* [What the task asks] List each line of the data that holds the word "this".

* [Supplied entries]
==========

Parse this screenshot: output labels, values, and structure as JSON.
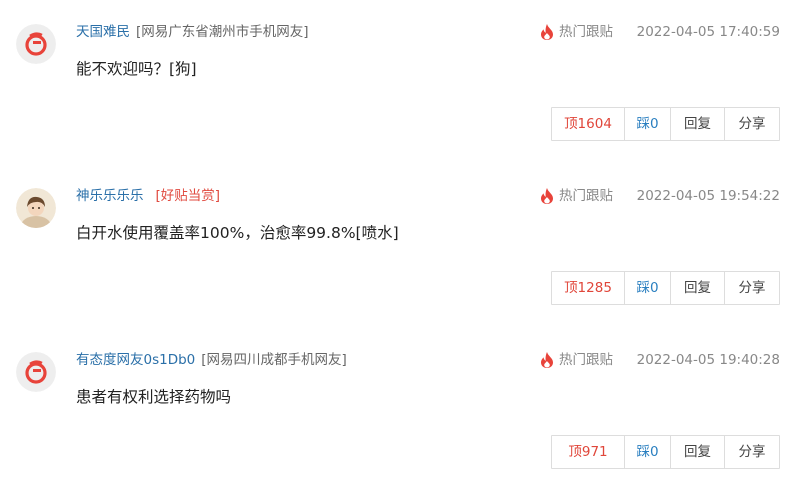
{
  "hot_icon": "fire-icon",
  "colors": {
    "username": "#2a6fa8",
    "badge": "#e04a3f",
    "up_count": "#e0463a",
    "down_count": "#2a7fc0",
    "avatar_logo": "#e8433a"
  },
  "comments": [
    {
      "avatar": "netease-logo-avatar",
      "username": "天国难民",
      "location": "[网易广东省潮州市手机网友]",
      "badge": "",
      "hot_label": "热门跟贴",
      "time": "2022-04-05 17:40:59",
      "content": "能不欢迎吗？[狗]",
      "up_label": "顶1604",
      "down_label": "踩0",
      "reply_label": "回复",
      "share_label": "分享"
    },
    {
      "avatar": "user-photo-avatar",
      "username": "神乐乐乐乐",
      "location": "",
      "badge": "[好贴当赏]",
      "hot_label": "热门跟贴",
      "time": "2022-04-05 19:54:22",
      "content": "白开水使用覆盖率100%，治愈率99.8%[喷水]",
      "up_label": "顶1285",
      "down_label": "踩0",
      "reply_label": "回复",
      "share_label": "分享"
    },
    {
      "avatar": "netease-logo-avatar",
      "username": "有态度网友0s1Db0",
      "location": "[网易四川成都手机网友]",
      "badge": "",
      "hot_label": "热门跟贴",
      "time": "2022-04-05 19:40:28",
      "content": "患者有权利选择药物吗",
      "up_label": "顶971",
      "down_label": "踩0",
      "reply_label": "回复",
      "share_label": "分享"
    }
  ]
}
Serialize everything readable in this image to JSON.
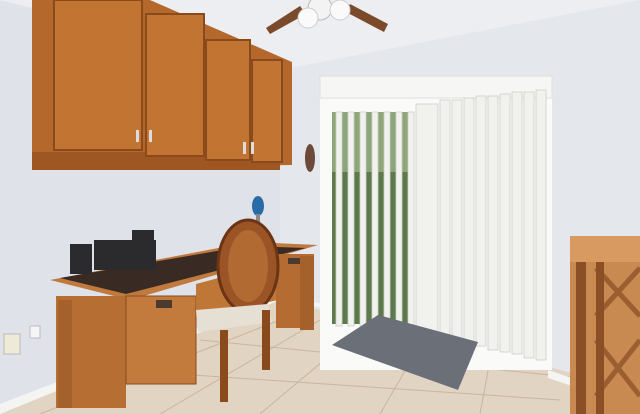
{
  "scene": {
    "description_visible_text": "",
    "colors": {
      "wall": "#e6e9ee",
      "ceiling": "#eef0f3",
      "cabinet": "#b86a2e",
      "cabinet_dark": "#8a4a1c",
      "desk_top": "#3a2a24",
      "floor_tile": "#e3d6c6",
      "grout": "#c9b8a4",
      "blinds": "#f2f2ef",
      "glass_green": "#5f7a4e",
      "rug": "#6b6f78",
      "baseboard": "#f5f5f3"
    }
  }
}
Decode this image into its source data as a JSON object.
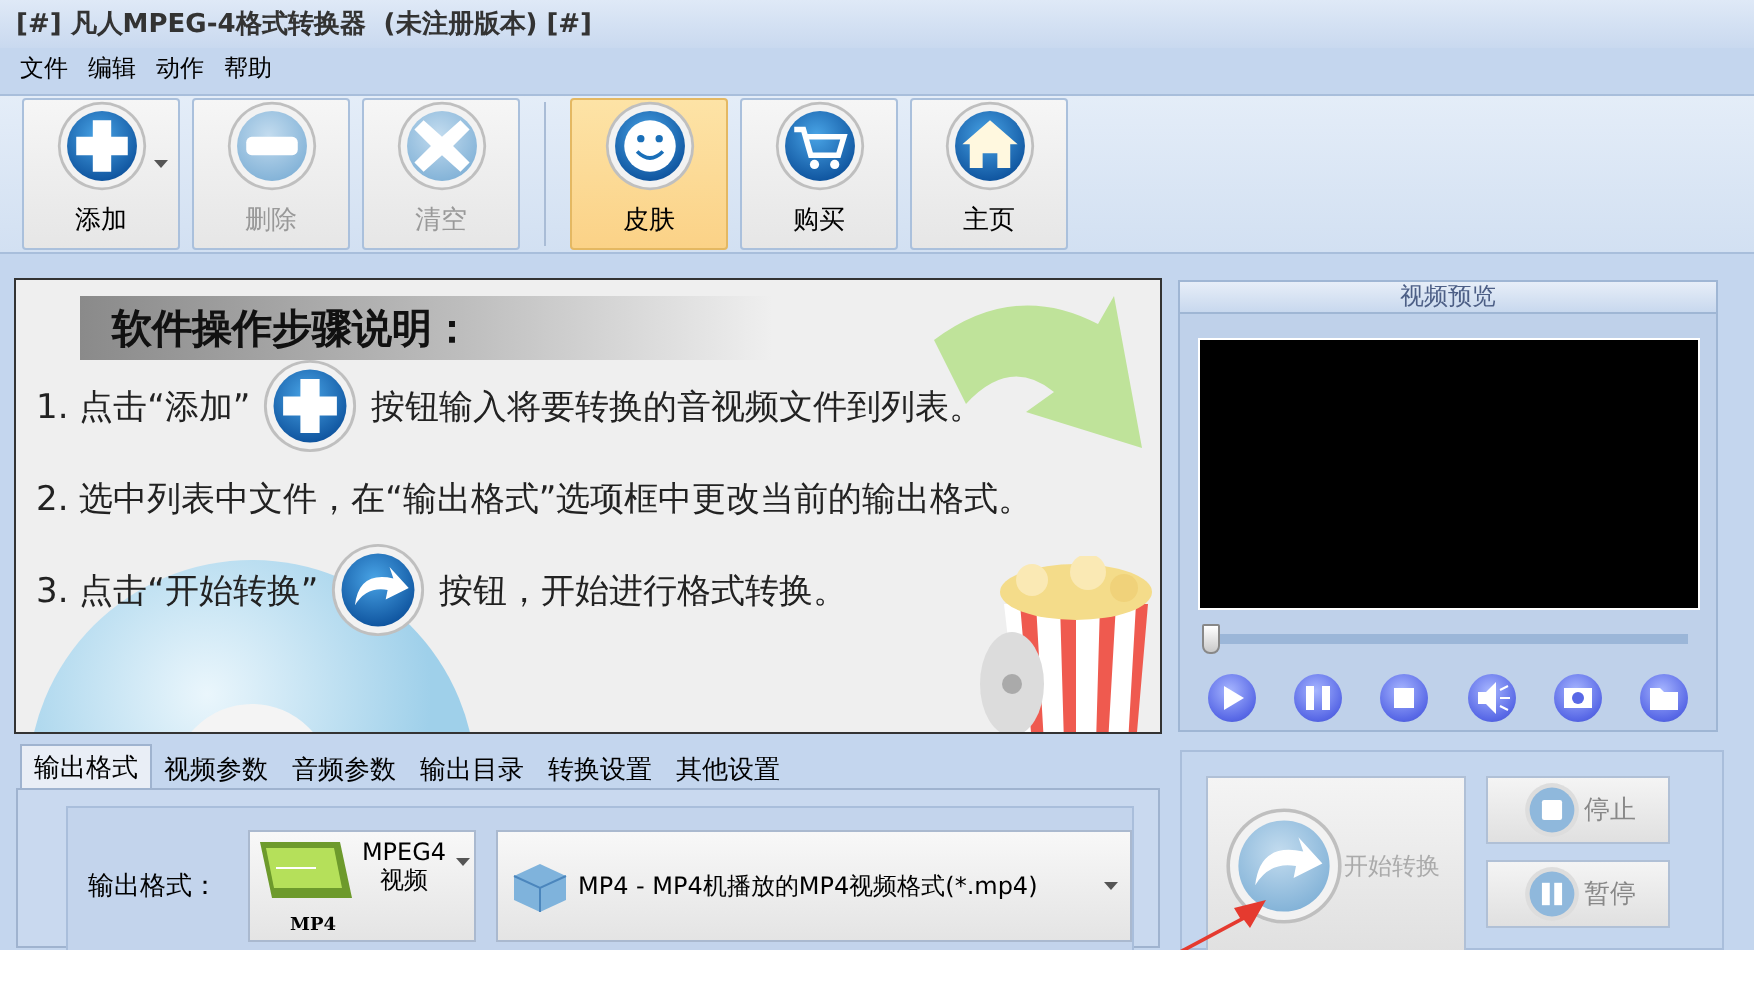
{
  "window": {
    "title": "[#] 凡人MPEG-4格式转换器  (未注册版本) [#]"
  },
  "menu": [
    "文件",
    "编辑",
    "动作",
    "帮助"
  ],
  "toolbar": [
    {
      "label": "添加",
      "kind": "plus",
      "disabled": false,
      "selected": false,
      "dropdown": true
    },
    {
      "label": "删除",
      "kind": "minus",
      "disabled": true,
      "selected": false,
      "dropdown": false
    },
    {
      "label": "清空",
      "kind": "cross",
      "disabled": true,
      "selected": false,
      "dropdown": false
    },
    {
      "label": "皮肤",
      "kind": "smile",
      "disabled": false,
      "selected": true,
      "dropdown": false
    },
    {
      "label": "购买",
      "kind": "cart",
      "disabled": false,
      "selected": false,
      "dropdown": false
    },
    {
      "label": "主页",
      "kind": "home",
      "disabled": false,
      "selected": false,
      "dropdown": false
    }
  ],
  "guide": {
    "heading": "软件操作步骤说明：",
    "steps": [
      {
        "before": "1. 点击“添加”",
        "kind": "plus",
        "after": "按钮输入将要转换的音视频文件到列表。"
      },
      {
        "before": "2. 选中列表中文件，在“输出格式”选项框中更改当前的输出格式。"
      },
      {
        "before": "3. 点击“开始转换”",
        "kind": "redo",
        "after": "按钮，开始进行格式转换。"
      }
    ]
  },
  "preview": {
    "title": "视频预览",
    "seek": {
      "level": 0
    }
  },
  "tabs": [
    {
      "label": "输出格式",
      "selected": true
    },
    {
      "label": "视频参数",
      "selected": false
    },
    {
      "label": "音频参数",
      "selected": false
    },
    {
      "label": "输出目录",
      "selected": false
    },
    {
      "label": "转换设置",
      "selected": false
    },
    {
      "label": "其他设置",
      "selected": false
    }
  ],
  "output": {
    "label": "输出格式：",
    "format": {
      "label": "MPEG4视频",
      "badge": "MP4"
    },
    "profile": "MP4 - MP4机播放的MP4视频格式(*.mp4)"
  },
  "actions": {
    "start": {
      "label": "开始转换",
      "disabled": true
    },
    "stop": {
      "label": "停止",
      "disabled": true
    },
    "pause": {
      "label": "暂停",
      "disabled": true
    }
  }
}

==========

* [Exercise answer]
Parse this screenshot: output labels, values, and structure as JSON.
Serialize everything readable in this image to JSON.
Decode this image into its source data as a JSON object.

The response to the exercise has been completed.